Your instructions »
Using the data below, return all lines in which "Protocols" appears.

Data excerpts »

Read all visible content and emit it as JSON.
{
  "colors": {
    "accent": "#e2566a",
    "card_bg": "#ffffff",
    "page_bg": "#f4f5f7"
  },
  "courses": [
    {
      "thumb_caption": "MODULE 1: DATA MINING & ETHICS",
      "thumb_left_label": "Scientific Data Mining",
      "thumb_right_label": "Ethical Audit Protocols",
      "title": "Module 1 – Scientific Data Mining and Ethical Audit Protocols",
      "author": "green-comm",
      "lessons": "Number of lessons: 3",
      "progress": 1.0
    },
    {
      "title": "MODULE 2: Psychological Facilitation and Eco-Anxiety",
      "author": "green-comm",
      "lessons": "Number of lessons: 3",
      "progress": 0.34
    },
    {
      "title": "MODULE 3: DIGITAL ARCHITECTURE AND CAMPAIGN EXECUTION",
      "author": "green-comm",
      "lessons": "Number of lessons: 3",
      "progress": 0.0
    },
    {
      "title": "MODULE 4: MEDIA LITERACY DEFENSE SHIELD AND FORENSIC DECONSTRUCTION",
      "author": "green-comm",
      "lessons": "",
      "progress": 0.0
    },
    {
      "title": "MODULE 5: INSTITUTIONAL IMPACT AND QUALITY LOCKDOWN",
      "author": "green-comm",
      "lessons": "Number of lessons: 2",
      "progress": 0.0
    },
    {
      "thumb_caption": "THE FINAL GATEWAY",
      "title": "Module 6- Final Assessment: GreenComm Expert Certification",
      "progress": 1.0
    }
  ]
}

The answer »
      "thumb_right_label": "Ethical Audit Protocols",
      "title": "Module 1 – Scientific Data Mining and Ethical Audit Protocols",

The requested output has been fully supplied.